BEGIN DATA EXCERPTS
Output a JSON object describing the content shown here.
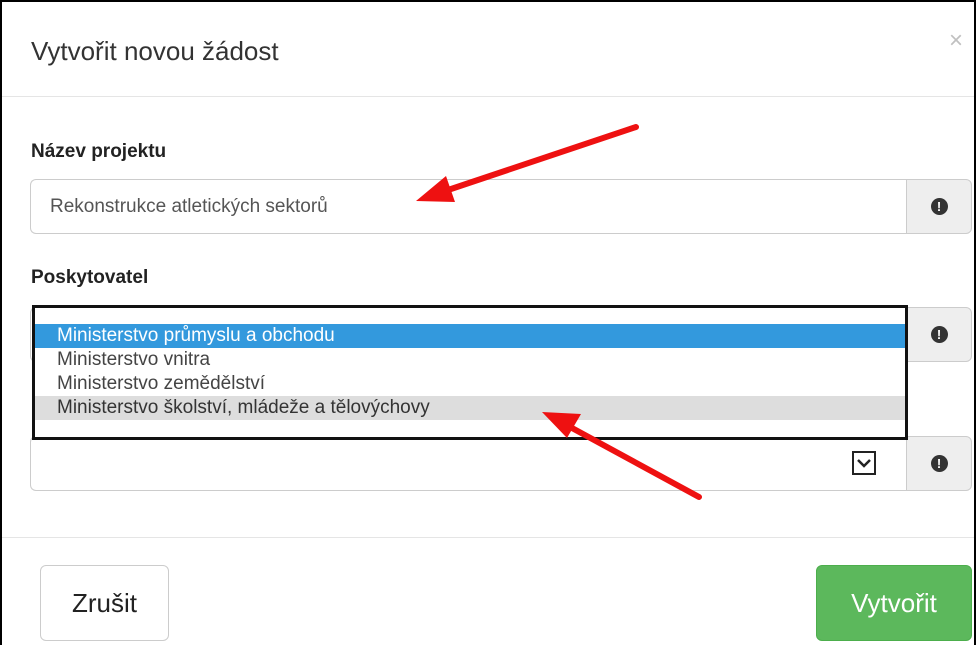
{
  "dialog": {
    "title": "Vytvořit novou žádost",
    "close_label": "×"
  },
  "fields": {
    "project_name": {
      "label": "Název projektu",
      "value": "Rekonstrukce atletických sektorů",
      "help_icon": "exclamation-circle-icon"
    },
    "provider": {
      "label": "Poskytovatel",
      "help_icon": "exclamation-circle-icon",
      "options": [
        "Ministerstvo průmyslu a obchodu",
        "Ministerstvo vnitra",
        "Ministerstvo zemědělství",
        "Ministerstvo školství, mládeže a tělovýchovy"
      ],
      "selected_index": 0,
      "hovered_index": 3
    },
    "third_select": {
      "value": "",
      "help_icon": "exclamation-circle-icon"
    }
  },
  "footer": {
    "cancel_label": "Zrušit",
    "create_label": "Vytvořit"
  },
  "colors": {
    "selected_option": "#3399dd",
    "hovered_option": "#dddddd",
    "create_button": "#5cb85c",
    "annotation_arrow": "#ee1111"
  }
}
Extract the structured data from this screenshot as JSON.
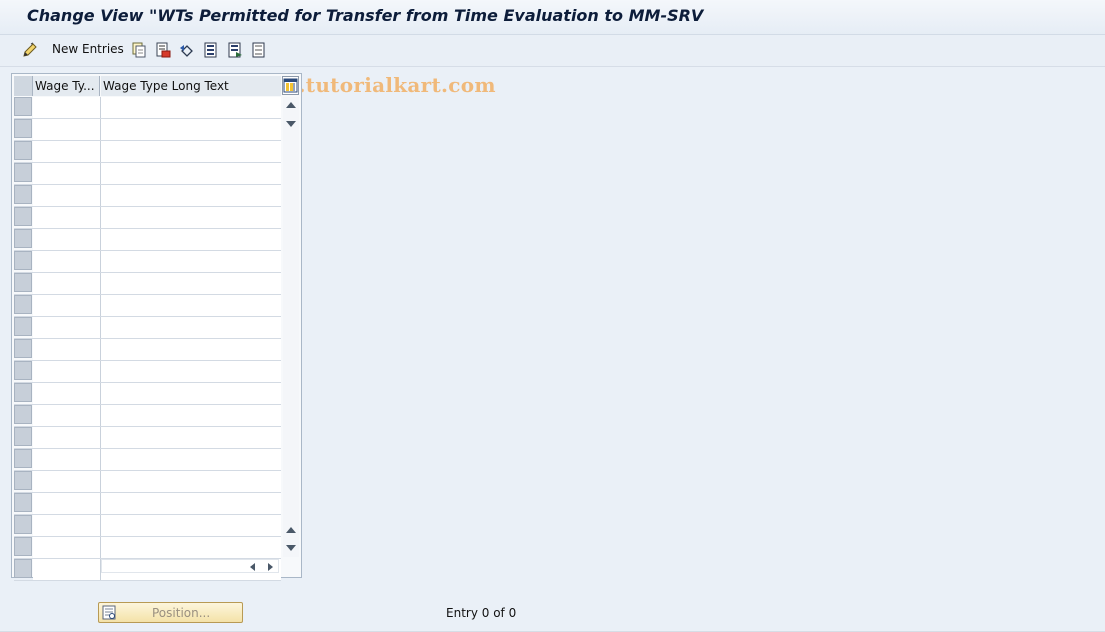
{
  "window": {
    "title": "Change View \"WTs Permitted for Transfer from Time Evaluation to MM-SRV"
  },
  "toolbar": {
    "new_entries_label": "New Entries",
    "icons": [
      "edit-pencil-icon",
      "copy-icon",
      "delete-icon",
      "undo-icon",
      "select-all-icon",
      "select-block-icon",
      "deselect-all-icon"
    ]
  },
  "watermark": {
    "text": "www.tutorialkart.com"
  },
  "table": {
    "columns": [
      "Wage Ty...",
      "Wage Type Long Text"
    ],
    "row_count": 22
  },
  "footer": {
    "position_label": "Position...",
    "entry_text": "Entry 0 of 0"
  },
  "colors": {
    "background": "#eaf0f7",
    "title_text": "#0d1d3a",
    "watermark": "#f0b97a",
    "button": "#f4e2a8"
  }
}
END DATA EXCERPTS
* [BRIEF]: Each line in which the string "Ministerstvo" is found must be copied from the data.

* [ANSWER FOR THIS EXERCISE]:
        "Ministerstvo průmyslu a obchodu",
        "Ministerstvo vnitra",
        "Ministerstvo zemědělství",
        "Ministerstvo školství, mládeže a tělovýchovy"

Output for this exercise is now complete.